Rudolf Mauersberger's 'Wie liegt die Stadt so wüst'

Rudolf Mauersberger's motet 'Wie liegt die Stadt so wüst' was written on Good Friday and Holy Saturday in 1945 CE (see the composer's autograph manuscript here). The liturgy of Holy Week had gained a new meaning for Mauersberger in the aftermath of the firebombing and large scale destruction of Dresden, including the Kreuzkirche, where he was director of music. Among the many dead were eleven boys of Mauersberger's choir. Mauersberger's setting includes words from Lamentations 1:13: 'Er hat ein Feuer aus der Höhe in meine Gebeine gesandt und es lassen walten' ('From above he has sent fire into my bones, and let it rule'). The text differs from standard English translations—NRSV has 'From on high he sent fire; it went deep into my bones'—due to a different interpretion of the Hebrew, and is particularly striking here. This verse, originally written to describe God's destruction of Jerusalem, finds a poignant new home in a city destroyed by incendiary bombs. The setting is largely very quiet and expresses despair and sadness, but also hope for salvation. With the translation of the Bible into the spoken languages of Europe from the sixteenth century CE onwards, the biblical text became part of everyday experience. European Christians understood many of the texts to refer not only to the real city of Jerusalem and its environs, but also to their own homelands, as this setting illustrates. It may be troublesome to some to see a German composer use biblical texts to lament the destruction of his city during World War II, in which Germany destroyed so many cities and killed 6,000,000 Jews. Some have accused Mauersberger of not including a clear statement of German guilt in his selection of texts.
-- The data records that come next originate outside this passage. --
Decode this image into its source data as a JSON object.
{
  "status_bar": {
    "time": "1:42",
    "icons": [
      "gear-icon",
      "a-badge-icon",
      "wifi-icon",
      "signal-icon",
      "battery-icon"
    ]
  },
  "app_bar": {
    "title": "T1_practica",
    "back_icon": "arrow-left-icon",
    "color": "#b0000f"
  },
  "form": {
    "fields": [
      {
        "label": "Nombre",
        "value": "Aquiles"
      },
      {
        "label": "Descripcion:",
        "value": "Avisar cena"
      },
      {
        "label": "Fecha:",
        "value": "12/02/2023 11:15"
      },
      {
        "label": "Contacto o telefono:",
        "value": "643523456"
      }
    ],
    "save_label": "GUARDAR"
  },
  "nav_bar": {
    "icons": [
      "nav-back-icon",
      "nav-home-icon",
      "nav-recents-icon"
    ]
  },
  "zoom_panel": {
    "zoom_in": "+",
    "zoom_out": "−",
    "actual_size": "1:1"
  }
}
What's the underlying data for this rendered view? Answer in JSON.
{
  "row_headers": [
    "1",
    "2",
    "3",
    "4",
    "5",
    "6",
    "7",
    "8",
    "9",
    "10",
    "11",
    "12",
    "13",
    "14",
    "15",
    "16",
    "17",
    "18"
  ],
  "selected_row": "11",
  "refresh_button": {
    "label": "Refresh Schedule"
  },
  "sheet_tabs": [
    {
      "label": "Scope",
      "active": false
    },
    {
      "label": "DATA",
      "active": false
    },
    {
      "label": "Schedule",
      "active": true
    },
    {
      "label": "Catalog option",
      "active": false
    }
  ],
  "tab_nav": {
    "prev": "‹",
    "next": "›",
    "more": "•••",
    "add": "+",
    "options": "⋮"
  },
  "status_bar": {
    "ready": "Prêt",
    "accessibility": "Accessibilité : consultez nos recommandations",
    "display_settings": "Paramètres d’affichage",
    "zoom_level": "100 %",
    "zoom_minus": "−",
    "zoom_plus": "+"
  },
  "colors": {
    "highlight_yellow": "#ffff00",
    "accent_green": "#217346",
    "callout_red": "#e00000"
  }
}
The inclusion of the last few lines, however, requesting that God bring 'us' back to him, may be understood as a recognition that contemporary Germans were far from God (the Lutheran understanding of sinfulness). The setting also uses both the beginning and end of the text of Lamentations, indicating that the hearer is to understand the entire text as part of the work, including Lamentations 5:16b: 'Woe for us, for we have sinned!'.